  • Suppliers must collaborate with brands, government and unions to take full account of and address gender-specific impacts of COVID-19, mitigate the risks of the pandemic, meet legal obligations to workers, and ensure that they are financially supported.
  • Governments and international institutions must invest in strengthening social protection schemes to support workers, mobilise healthcare services and enact economic stimulus and recovery packages that take into account the additional risks faced by women. International financial resources must be mobilised to support these efforts.

What are the long-term prospects for workers and the garment industry?

The COVID-19 pandemic has reduced consumer demand for garments around the world, so business will remain slow for many months to come. This means many factories will remain closed – some permanently – or provide employment to much smaller numbers of people than before the crisis.

The current crisis has exposed the fragility of the garment industry. Garment supply chains are designed to maximise brand profits (and shareholder return) through squeezing the margins of suppliers in countries where production costs are low; with governments incentivised to offer tax breaks, low wages and poor working conditions in de-regulated industrial zones to encourage business from the brands. Suppliers and governments have been starved of the resources to meet their obligations to the workers, who are now bearing the brunt of the impact of the crisis. The COVID-19 pandemic has broken the supply chain and laid bare the reality behind claims of its ‘resilience’ and ‘sustainability’.

The outlook for workers is dire, but now is a pivotal time to advocate and campaign for a just, sustainable future. The flaws, exploitation and abuse ingrained into the existing business model have contributed directly to the situation now facing workers – it cannot continue. In the medium to long-term, efforts to recover and rebuild will begin but these efforts must not allow the industry to return to a state of business as usual.

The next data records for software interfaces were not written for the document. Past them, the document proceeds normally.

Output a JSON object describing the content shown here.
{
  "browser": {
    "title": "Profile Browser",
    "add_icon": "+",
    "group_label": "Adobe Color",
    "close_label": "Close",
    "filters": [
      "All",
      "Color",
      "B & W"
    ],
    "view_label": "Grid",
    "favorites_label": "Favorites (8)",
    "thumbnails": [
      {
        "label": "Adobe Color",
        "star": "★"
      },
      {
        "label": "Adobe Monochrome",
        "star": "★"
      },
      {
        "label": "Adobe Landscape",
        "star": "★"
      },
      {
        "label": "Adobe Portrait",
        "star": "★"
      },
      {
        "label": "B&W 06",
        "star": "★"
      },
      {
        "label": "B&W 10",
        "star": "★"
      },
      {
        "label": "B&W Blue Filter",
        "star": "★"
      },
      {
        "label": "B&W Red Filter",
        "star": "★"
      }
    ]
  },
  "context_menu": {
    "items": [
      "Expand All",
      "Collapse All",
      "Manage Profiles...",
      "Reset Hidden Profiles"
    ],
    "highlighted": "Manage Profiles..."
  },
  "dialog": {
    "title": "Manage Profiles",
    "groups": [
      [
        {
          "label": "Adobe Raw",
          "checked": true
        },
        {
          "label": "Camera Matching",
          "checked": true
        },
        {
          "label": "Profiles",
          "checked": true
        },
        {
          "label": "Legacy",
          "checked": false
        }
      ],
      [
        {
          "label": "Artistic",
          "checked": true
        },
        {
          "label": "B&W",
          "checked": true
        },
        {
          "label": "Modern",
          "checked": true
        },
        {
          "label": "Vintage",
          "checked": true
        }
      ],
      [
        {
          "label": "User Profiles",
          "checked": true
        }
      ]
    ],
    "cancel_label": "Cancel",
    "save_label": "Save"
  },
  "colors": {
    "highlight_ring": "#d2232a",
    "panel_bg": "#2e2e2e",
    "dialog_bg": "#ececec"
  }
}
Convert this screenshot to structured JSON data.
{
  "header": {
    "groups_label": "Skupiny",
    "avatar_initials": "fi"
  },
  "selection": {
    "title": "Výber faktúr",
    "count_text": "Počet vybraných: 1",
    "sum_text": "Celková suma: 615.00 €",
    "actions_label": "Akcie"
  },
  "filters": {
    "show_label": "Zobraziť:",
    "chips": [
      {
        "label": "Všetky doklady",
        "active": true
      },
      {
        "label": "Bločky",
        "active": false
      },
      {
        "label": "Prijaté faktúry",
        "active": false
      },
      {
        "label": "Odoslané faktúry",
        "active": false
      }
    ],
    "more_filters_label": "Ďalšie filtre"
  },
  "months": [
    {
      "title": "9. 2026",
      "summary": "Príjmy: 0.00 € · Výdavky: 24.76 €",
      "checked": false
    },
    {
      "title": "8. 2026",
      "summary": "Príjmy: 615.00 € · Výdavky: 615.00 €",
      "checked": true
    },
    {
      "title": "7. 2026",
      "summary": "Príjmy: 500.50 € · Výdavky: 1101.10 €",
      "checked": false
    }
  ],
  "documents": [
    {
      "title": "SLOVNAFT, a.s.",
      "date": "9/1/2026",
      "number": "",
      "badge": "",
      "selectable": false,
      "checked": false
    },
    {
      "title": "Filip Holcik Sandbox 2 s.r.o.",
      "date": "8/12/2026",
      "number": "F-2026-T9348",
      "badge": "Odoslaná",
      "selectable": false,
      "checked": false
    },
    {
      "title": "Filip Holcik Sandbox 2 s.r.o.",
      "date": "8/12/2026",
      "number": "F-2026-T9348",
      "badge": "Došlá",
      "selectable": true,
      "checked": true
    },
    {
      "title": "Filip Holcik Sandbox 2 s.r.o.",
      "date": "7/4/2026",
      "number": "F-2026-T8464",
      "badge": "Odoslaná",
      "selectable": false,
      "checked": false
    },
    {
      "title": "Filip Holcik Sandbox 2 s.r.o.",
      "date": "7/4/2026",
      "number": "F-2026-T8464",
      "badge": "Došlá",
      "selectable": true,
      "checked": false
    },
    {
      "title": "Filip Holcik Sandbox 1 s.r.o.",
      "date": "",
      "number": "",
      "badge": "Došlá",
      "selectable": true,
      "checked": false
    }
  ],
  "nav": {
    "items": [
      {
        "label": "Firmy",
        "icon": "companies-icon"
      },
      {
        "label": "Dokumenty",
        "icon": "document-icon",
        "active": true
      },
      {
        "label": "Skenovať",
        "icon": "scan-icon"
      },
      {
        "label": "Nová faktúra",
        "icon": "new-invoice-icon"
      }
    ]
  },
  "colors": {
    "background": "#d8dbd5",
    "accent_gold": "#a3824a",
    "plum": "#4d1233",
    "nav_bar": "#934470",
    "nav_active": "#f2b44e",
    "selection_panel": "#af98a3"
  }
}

Right now, many trade unions, civil society organisations and allied stakeholders are scrambling to respond to the immediate impact of the crisis on workers, but we cannot lose sight of the longer-term future of the garment industry. Over the next few months, we must push forward with a shared, transformative vision for the future of the garment industry with decent work, gender justice and a just transition at its core.

Joe Sutcliffe

I provide technical expertise for CARE globally on Dignified Work – CARE’s strategy for promoting access to gender-equitable, economically empowering jobs for women – with a focus on Asia. I joined CARE in 2016 and have led the development of our theory of change for Dignified Work and a regional Dignified Work strategy for Asia. I support CARE’s country offices with strategy development, new partnerships, programme design, knowledge management and learning.

Before joining CARE, I worked as an ethical trade consultant for three years, managing programmes across Asia and Africa to improve working conditions in global supply chains including: garments, footwear, electronics, home-furnishings and horticulture. I started my career in the international trade union movement, providing research support to global and national level trade unions.

My current priority is launching our new strategy on Dignified Work in Asia, focusing on improving women’s leadership, collective voice and representation in the garment industry.

One good thing I’ve read

There are a few books I always refer back to whenever I feel too caught up in the detail to see the broader picture. Ha-Joon Chang’s Bad Samaritans: The myth of free trade and the secret history of capitalism debunks the myth of free trade as a model for economic development; whilst Ronaldo Munck’s Globalisation and labour: The new “Great Transformation” is essential reading for anybody who wants to understand the impact of globalisation on work, economics and politics.